Reduced Feedback and Guidance: Regular, face-to-face feedback sessions are crucial for the professional development of junior staff. In a remote setting, feedback may be less frequent and more formal, depriving junior employees of the continuous guidance that is vital for their growth.

Networking and Relationship Building: Building a professional network is essential for career advancement in law firms. Junior staff often form these connections through in-person interactions at the office, firm events, and client meetings. Remote work can hinder these networking opportunities, potentially affecting career progression.

Why In-Office Learning is Crucial

The in-office experience is not just about completing tasks; it's about immersion in the firm's culture and the profession's intricacies. Junior staff gain:

Hands-On Experience: Direct involvement in cases and projects, with immediate support and feedback from senior colleagues, enhances practical skills and confidence.

Professional Habits: Observing and emulating the work habits, problem-solving approaches, and client-handling techniques of experienced professionals helps juniors develop their own effective practices.

Career Advancement: Proximity to decision-makers and mentors can lead to more significant opportunities and faster career progression. Being visible and actively engaged in the office can open doors that might remain closed in a remote setup.

What Employees Gain and Lose with Remote Work

Remote work can foster a sense of autonomy and flexibility, enabling employees to tailor their work environment to their needs. This can lead to enhanced job satisfaction and creativity, as individuals feel more in control of their schedules. However, this same flexibility can blur the lines between work and personal life, making it challenging to switch off and potentially leading to burnout.
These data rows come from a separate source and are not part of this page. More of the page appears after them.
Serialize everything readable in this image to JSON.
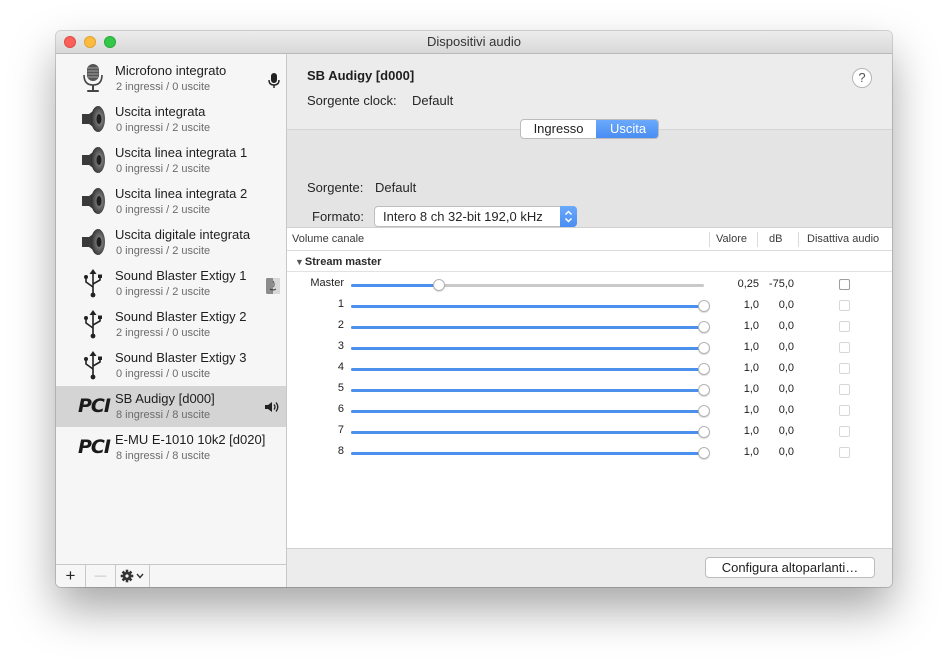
{
  "window": {
    "title": "Dispositivi audio"
  },
  "devices": [
    {
      "name": "Microfono integrato",
      "sub": "2 ingressi / 0 uscite",
      "icon": "microphone-icon",
      "badge": "mic-badge-icon"
    },
    {
      "name": "Uscita integrata",
      "sub": "0 ingressi / 2 uscite",
      "icon": "speaker-icon"
    },
    {
      "name": "Uscita linea integrata 1",
      "sub": "0 ingressi / 2 uscite",
      "icon": "speaker-icon"
    },
    {
      "name": "Uscita linea integrata 2",
      "sub": "0 ingressi / 2 uscite",
      "icon": "speaker-icon"
    },
    {
      "name": "Uscita digitale integrata",
      "sub": "0 ingressi / 2 uscite",
      "icon": "speaker-icon"
    },
    {
      "name": "Sound Blaster Extigy 1",
      "sub": "0 ingressi / 2 uscite",
      "icon": "usb-icon",
      "badge": "finder-badge-icon"
    },
    {
      "name": "Sound Blaster Extigy 2",
      "sub": "2 ingressi / 0 uscite",
      "icon": "usb-icon"
    },
    {
      "name": "Sound Blaster Extigy 3",
      "sub": "0 ingressi / 0 uscite",
      "icon": "usb-icon"
    },
    {
      "name": "SB Audigy [d000]",
      "sub": "8 ingressi / 8 uscite",
      "icon": "pci-icon",
      "icon_text": "PCI",
      "badge": "volume-badge-icon",
      "selected": true
    },
    {
      "name": "E-MU E-1010 10k2 [d020]",
      "sub": "8 ingressi / 8 uscite",
      "icon": "pci-icon",
      "icon_text": "PCI"
    }
  ],
  "sidebar_toolbar": {
    "add": "+",
    "remove": "—"
  },
  "detail": {
    "title": "SB Audigy [d000]",
    "clock_label": "Sorgente clock:",
    "clock_value": "Default",
    "help": "?",
    "tabs": [
      {
        "label": "Ingresso",
        "selected": false
      },
      {
        "label": "Uscita",
        "selected": true
      }
    ],
    "source_label": "Sorgente:",
    "source_value": "Default",
    "format_label": "Formato:",
    "format_value": "Intero 8 ch 32-bit 192,0 kHz"
  },
  "table": {
    "headers": {
      "volume": "Volume canale",
      "value": "Valore",
      "db": "dB",
      "mute": "Disattiva audio"
    },
    "group": "Stream master",
    "rows": [
      {
        "label": "Master",
        "level": 0.25,
        "value": "0,25",
        "db": "-75,0",
        "mute_enabled": true
      },
      {
        "label": "1",
        "level": 1.0,
        "value": "1,0",
        "db": "0,0",
        "mute_enabled": false
      },
      {
        "label": "2",
        "level": 1.0,
        "value": "1,0",
        "db": "0,0",
        "mute_enabled": false
      },
      {
        "label": "3",
        "level": 1.0,
        "value": "1,0",
        "db": "0,0",
        "mute_enabled": false
      },
      {
        "label": "4",
        "level": 1.0,
        "value": "1,0",
        "db": "0,0",
        "mute_enabled": false
      },
      {
        "label": "5",
        "level": 1.0,
        "value": "1,0",
        "db": "0,0",
        "mute_enabled": false
      },
      {
        "label": "6",
        "level": 1.0,
        "value": "1,0",
        "db": "0,0",
        "mute_enabled": false
      },
      {
        "label": "7",
        "level": 1.0,
        "value": "1,0",
        "db": "0,0",
        "mute_enabled": false
      },
      {
        "label": "8",
        "level": 1.0,
        "value": "1,0",
        "db": "0,0",
        "mute_enabled": false
      }
    ]
  },
  "config_button": "Configura altoparlanti…",
  "colors": {
    "accent": "#4b90ec",
    "selection": "#d4d4d4"
  }
}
The lack of physical presence in the office might also hinder spontaneous brainstorming sessions and the informal exchange of ideas, which are often crucial for innovation and problem-solving in law firms.

Advantages of Remote Work:

Work-Life Balance: Remote work often allows for a better work-life balance, reducing commute times and providing more flexibility in managing personal commitments.

Cost Savings: Employees save on commuting costs and other expenses related to working in an office.

Increased Productivity: Many employees report higher productivity levels when working from home due to fewer interruptions and the ability to create a personalised work environment.

Disadvantages of Remote Work:

Isolation and Disconnection: Lack of face-to-face interaction can lead to feelings of isolation and a disconnect from the firm’s culture.

Limited Career Advancement: Employees working remotely may miss out on networking opportunities and informal learning experiences, potentially hindering their career progression.

Challenges in Communication: Virtual communication can sometimes lead to misunderstandings and a lack of clarity, which can affect teamwork and collaboration.

The Path Forward

The future of work in law firms will likely involve a mix of remote and in-office work, tailored to the needs of different roles and individual preferences. For legal business services professionals, finding the right balance is crucial. Firms must continue to invest in technology, develop clear communication protocols, and create flexible policies that support both productivity and well-being.

The post-pandemic era offers an opportunity for law firms to redefine their work models, leveraging the lessons learned during the pandemic to create a more adaptable and resilient workforce. By thoughtfully addressing the challenges and embracing the benefits of remote and hybrid work, law firms can enhance their service delivery while meeting the evolving needs of their employees. This balance is essential not only for maintaining current operations but also for nurturing the next generation of legal professionals, ensuring their growth and success in a transformed work environment.